### DATA SHOWN

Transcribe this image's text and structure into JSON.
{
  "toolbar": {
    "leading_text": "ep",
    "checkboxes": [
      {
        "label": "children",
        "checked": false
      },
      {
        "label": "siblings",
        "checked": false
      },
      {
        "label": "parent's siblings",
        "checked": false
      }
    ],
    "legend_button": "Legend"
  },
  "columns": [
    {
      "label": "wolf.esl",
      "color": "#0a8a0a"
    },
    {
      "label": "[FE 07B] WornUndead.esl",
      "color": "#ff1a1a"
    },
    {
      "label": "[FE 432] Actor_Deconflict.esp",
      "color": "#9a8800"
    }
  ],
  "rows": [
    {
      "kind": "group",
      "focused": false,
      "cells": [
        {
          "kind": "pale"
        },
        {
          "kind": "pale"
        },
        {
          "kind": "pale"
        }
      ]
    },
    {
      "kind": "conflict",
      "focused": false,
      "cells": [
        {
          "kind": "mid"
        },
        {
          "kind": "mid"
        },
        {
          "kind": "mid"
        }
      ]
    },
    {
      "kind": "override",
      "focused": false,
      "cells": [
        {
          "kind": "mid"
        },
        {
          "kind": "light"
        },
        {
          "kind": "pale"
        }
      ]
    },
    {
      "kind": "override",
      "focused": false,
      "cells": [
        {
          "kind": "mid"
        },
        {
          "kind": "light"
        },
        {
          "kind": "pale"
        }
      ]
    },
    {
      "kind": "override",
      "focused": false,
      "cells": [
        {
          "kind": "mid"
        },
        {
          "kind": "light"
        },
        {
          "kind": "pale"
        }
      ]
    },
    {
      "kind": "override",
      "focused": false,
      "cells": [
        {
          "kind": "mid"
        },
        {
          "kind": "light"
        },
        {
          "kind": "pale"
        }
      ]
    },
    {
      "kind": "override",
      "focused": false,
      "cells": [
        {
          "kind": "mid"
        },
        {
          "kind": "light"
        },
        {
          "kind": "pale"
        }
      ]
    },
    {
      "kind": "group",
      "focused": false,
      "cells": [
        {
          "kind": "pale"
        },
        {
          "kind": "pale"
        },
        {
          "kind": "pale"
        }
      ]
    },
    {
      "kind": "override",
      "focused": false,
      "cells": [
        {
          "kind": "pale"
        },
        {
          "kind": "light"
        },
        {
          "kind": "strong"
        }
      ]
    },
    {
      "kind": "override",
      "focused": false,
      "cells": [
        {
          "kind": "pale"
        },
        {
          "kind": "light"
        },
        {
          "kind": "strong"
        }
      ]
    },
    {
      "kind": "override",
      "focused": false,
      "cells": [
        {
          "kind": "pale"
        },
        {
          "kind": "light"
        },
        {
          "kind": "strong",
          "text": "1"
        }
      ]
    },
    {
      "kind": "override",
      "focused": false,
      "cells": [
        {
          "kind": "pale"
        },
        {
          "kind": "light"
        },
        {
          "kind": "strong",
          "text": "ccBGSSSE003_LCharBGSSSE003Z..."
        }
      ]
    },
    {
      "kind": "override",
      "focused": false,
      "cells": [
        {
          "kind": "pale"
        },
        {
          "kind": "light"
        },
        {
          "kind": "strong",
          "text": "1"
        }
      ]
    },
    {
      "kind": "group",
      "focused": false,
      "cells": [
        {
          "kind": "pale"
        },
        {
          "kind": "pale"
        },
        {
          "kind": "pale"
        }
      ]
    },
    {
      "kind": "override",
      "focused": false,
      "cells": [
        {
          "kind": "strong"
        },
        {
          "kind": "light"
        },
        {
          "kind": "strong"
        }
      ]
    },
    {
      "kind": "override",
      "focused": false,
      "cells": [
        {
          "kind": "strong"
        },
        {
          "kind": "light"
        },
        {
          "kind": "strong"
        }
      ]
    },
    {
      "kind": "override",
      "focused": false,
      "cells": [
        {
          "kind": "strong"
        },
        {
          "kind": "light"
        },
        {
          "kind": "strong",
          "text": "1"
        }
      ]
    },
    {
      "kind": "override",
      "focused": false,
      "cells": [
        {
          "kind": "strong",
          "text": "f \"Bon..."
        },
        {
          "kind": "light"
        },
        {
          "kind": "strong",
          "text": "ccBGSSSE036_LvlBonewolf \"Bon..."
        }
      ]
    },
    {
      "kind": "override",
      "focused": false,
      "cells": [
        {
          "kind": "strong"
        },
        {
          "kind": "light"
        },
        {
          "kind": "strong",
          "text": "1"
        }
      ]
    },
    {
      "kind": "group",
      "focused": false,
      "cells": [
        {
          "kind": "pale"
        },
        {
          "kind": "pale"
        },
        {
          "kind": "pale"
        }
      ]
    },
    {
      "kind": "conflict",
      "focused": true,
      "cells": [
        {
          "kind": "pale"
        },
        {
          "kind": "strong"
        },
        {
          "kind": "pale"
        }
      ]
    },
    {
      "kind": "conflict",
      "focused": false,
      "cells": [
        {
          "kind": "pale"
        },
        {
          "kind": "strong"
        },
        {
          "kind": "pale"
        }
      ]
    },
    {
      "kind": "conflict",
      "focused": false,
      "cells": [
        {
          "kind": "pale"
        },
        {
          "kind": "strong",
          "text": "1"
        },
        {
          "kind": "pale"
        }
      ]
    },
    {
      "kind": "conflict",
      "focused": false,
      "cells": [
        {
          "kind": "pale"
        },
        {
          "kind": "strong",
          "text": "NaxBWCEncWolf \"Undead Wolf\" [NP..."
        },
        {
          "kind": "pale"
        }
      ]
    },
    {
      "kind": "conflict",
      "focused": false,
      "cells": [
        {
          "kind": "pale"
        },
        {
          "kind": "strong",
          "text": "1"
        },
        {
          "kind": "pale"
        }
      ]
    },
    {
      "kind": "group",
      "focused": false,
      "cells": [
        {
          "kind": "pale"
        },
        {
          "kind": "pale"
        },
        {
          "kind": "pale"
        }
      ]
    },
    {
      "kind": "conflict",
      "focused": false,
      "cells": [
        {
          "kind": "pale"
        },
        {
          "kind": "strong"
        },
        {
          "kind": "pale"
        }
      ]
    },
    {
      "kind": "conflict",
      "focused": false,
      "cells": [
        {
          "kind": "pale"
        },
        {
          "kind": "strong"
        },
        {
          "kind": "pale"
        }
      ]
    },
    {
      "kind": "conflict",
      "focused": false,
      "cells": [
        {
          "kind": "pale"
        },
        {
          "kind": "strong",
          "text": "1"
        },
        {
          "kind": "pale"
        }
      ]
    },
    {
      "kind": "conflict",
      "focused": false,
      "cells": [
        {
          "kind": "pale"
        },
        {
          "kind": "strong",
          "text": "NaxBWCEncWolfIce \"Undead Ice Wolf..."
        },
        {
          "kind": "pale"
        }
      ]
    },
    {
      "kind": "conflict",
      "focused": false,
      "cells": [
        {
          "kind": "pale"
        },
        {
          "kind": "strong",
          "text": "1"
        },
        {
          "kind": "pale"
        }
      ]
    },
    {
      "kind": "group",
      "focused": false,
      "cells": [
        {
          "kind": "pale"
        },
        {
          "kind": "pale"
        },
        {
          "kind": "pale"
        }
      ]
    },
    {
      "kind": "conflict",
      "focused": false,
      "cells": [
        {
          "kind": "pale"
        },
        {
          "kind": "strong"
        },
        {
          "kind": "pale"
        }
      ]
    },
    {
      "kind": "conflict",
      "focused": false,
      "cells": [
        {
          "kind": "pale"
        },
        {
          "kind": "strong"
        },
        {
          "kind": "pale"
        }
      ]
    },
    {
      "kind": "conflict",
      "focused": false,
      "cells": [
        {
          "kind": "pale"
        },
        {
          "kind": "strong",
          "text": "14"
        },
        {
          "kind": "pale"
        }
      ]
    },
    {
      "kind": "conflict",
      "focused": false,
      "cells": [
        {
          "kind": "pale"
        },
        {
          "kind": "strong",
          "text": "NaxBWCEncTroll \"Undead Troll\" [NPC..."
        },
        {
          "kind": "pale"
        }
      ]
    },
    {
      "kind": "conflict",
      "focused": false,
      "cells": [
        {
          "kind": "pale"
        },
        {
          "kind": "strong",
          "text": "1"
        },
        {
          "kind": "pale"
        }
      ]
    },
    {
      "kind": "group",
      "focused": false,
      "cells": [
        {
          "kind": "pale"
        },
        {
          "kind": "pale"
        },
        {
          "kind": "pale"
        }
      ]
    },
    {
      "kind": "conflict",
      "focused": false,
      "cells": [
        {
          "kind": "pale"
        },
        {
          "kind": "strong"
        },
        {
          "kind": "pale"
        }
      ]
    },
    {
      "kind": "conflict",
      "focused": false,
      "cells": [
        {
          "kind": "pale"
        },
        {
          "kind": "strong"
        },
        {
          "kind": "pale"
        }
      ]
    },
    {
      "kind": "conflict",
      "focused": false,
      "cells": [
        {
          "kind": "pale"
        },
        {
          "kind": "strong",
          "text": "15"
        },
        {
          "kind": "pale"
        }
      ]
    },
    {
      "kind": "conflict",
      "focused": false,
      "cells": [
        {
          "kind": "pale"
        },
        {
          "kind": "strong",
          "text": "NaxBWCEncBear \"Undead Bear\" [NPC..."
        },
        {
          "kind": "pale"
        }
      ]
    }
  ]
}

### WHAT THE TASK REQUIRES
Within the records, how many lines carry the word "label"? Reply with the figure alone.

### EXERCISE RESPONSE
6